What you return should be the complete listing, unchanged, with no pictures in it.

┏━━

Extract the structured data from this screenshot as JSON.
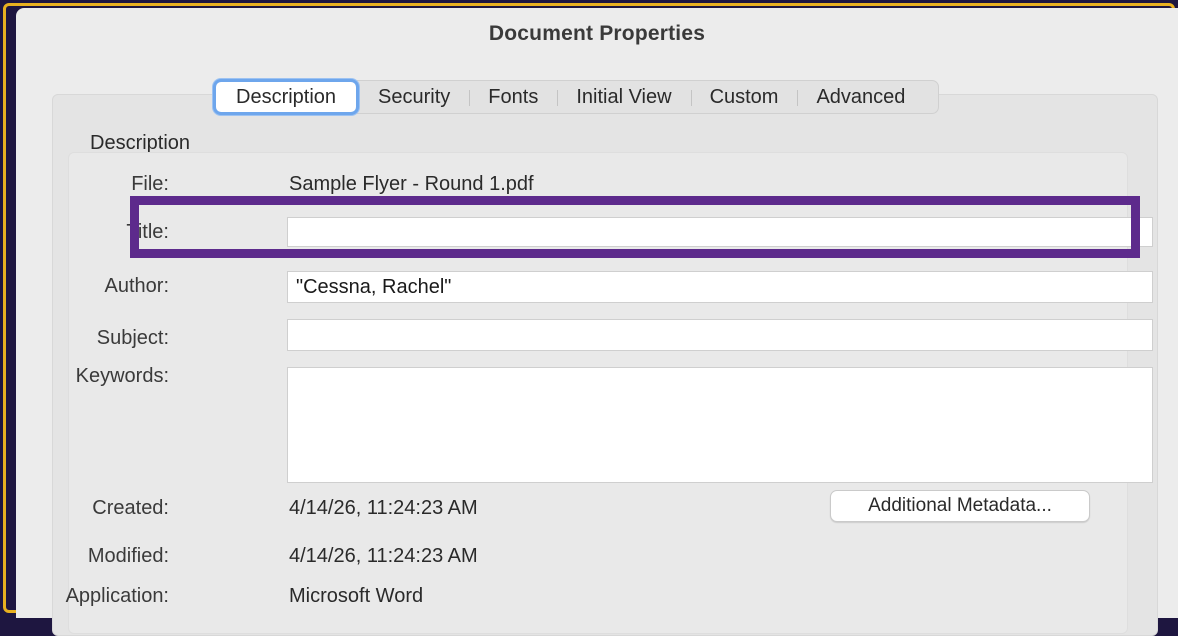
{
  "dialog": {
    "title": "Document Properties"
  },
  "tabs": [
    {
      "label": "Description",
      "active": true
    },
    {
      "label": "Security",
      "active": false
    },
    {
      "label": "Fonts",
      "active": false
    },
    {
      "label": "Initial View",
      "active": false
    },
    {
      "label": "Custom",
      "active": false
    },
    {
      "label": "Advanced",
      "active": false
    }
  ],
  "description": {
    "group_label": "Description",
    "file_label": "File:",
    "file_value": "Sample Flyer - Round 1.pdf",
    "title_label": "Title:",
    "title_value": "",
    "author_label": "Author:",
    "author_value": "\"Cessna, Rachel\"",
    "subject_label": "Subject:",
    "subject_value": "",
    "keywords_label": "Keywords:",
    "keywords_value": "",
    "created_label": "Created:",
    "created_value": "4/14/26, 11:24:23 AM",
    "modified_label": "Modified:",
    "modified_value": "4/14/26, 11:24:23 AM",
    "application_label": "Application:",
    "application_value": "Microsoft Word",
    "additional_metadata_button": "Additional Metadata..."
  },
  "colors": {
    "highlight_box": "#5d2a8c",
    "active_tab_ring": "#6ea6ec",
    "outer_border": "#e8b020"
  }
}
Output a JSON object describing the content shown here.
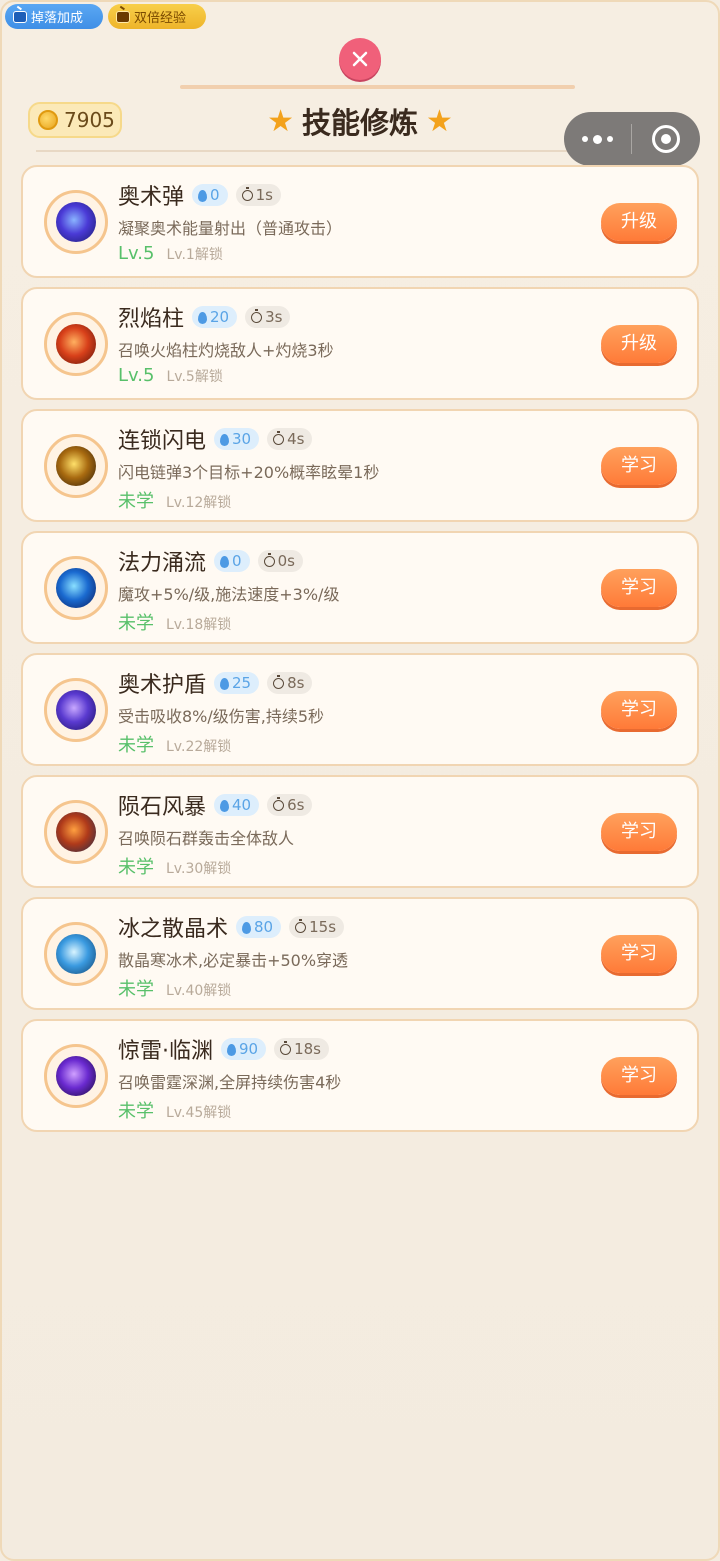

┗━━

## ANSWER AREA:
Extract the structured data from this screenshot as JSON.
{
  "dialog": {
    "title": "Document Properties"
  },
  "tabs": [
    {
      "label": "Description",
      "active": true
    },
    {
      "label": "Security",
      "active": false
    },
    {
      "label": "Fonts",
      "active": false
    },
    {
      "label": "Initial View",
      "active": false
    },
    {
      "label": "Custom",
      "active": false
    },
    {
      "label": "Advanced",
      "active": false
    }
  ],
  "description": {
    "group_label": "Description",
    "file_label": "File:",
    "file_value": "Sample Flyer - Round 1.pdf",
    "title_label": "Title:",
    "title_value": "",
    "author_label": "Author:",
    "author_value": "\"Cessna, Rachel\"",
    "subject_label": "Subject:",
    "subject_value": "",
    "keywords_label": "Keywords:",
    "keywords_value": "",
    "created_label": "Created:",
    "created_value": "4/14/26, 11:24:23 AM",
    "modified_label": "Modified:",
    "modified_value": "4/14/26, 11:24:23 AM",
    "application_label": "Application:",
    "application_value": "Microsoft Word",
    "additional_metadata_button": "Additional Metadata..."
  },
  "colors": {
    "highlight_box": "#5d2a8c",
    "active_tab_ring": "#6ea6ec",
    "outer_border": "#e8b020"
  }
}
Output a JSON object describing the content shown here.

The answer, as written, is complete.